Senate Budget Chairman Mike Enzi and J.K. Rowling probably do not have a lot in common. But one thing they both excel at is conjuring up alternative worlds, though one successfully markets their work as fiction while the other actually puts on a pretense that their writing is factual. Tonight, as the Senate completes its consideration of the Fiscal Year 2018 Budget Resolution, Sen. Enzi gets to put his fictional world on display and play the role of headmaster of Hogwarts during vote-a-rama that will comprise of a ton of votes on amendments that have no effect to a budget resolution that also has no effect (with one key and potentially expensive exception).
Congressional budget writing is akin to sudoku. The goal is to insert numbers where they fit within the rules of the game.But instead of placing all 10 digits in each row, the numbers just have to match Republican talking points of cutting taxes and balancing the budget. There are no policies that align with the spending numbers. There’s not even an intention to try to reach the goals. They are simply conjured up to fit a narrative and treated with legitimacy. It is a legitimate farce.
To understand why the budget resolution is fictional, you only need to know that the budget is not a law and therefore has no binding force. Sure, it sets certain budget rules for Congress that can trigger a point of order if violated…which can then be waived by the same number of votes that are required to pass the bill anyways. Hardly a disciplining action.

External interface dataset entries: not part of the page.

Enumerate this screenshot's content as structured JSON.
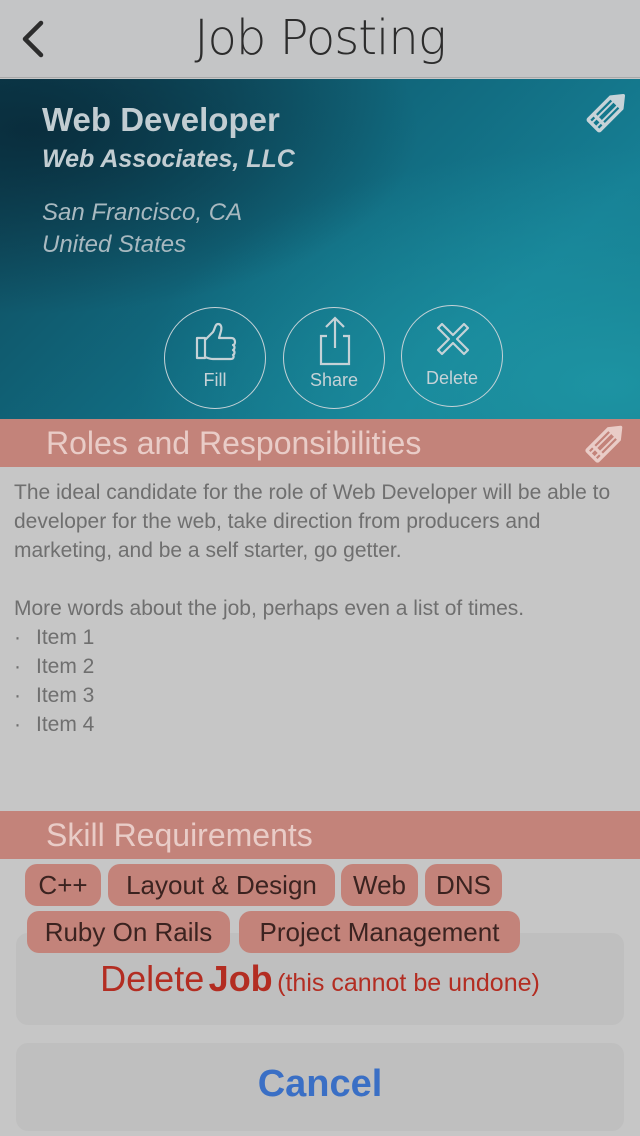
{
  "nav": {
    "title": "Job Posting",
    "back_icon": "chevron-left-icon"
  },
  "job": {
    "title": "Web Developer",
    "company": "Web Associates, LLC",
    "city": "San Francisco, CA",
    "country": "United States",
    "edit_icon": "pencil-icon"
  },
  "actions": [
    {
      "label": "Fill",
      "icon": "thumbs-up-icon"
    },
    {
      "label": "Share",
      "icon": "share-icon"
    },
    {
      "label": "Delete",
      "icon": "close-icon"
    }
  ],
  "roles": {
    "heading": "Roles and Responsibilities",
    "paragraph1": "The ideal candidate for the role of Web Developer will be able to developer for the web, take direction from producers and marketing, and be a self starter, go getter.",
    "paragraph2": "More words about the job, perhaps even a list of times.",
    "bullet": "·",
    "items": [
      "Item 1",
      "Item 2",
      "Item 3",
      "Item 4"
    ]
  },
  "skills": {
    "heading": "Skill Requirements",
    "chips": [
      "C++",
      "Layout & Design",
      "Web",
      "DNS",
      "Ruby On Rails",
      "Project Management"
    ]
  },
  "sheet": {
    "delete_prefix": "Delete",
    "delete_bold": "Job",
    "delete_note": "(this cannot be undone)",
    "cancel": "Cancel"
  },
  "colors": {
    "accent_salmon": "#c3837a",
    "hero_teal": "#11697e",
    "destructive_red": "#b32d22",
    "cancel_blue": "#3a6fc5"
  }
}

What it lacks in substance it makes up for in embellishment and drama. Since it has no binding force, it means that the Budget Committee can put out glowing talking points such asthese:
“The FY 2018 Budget Resolution:
PROVIDES a path to balance by restraining federal spending, reducing tax burdens, and boosting economic growth.
REDUCES spending by $5.1 trillion.
PROVIDES an on-budget surplus of $197 billion in 2027 as a result of fiscal constraint and economic growth.”
The Budget Resolution does say this. But the Budget Resolution does not do this. The Budget Resolution is a resolution, lawmakers have to pass laws to reach these budget goals. Just two years ago, the Republicans passed a Fiscal Year 2016 Budget Resolution that would place the budget on a path to balance within 10 years. According to the FY2016 Budget Resolution, this year’s deficit would be $83 billion and only a few years away from a budget surplus. Instead, the Congressional Budget Office (CBO) just reported that this year’s deficit was $668 billion and is on its way up to $1.3 trillion.
The problem is that the Republican members that vote for a budget resolution that purports to be a “path to balance” only support it as a political platform, not as a governing position. They want to be known as fiscally responsible, without being responsible for getting there.
Democrats are in on the farce too. Tonight, there will be an extended round of voting on amendments to the budget resolution – amendments for the most part that will have no practical effect on our nation’s policies. Democrats will pretend that the Republicans actually mean what they say and decry the non-specific cuts embedded in the budget resolution that will never come to fruition. They will offer a litany of amendments in the form of “deficit-neutral reserve funds” to message on the unfairness of these cuts to try to gain an edge for next year’s elections. But, of the $5.1 trillion in proposed spending reductions, the Budget Resolution only calls for $1 billion to be actionable without Democrat support. That is the equivalent to 2 cents out of $100.
In truth, the only practical implication of the Budget Resolution is for Republicans to start a special process called reconciliation that will allow them to pass a tax reform bill with only a simple majority in the Senate rather than the typical 60. The rest is just fictional window dressing around a very real plan to potentially increase the debt by $1.5 trillion via tax reform – quite the opposite direction from the path to balance.
The United States Senate will put on an act tonight that may be fun for some and maddening for others, but it is a process that makes a mockery of our government. Republicans and Democrats alike agree that our budget process is broken. There are several ideas out there that can improve it. One of them would be to make the budget statutory, requiring a presidential signature and making it binding. Instead of having partisan, political documents passed only to be followed by real budget agreements negotiated behind closed doors later on – this would require an agreement on the real numbers early in the process. It would also require everyone to come to the table to reckon with the very real budget problems that our nation is facing rather than trying to score political points.
Our nation’s fiscal problems are serious and will have major consequences for the prosperity of the next generation. They will be met tonight with an equally unserious show of politics and cynicism. Tonight, they are all Slytherin.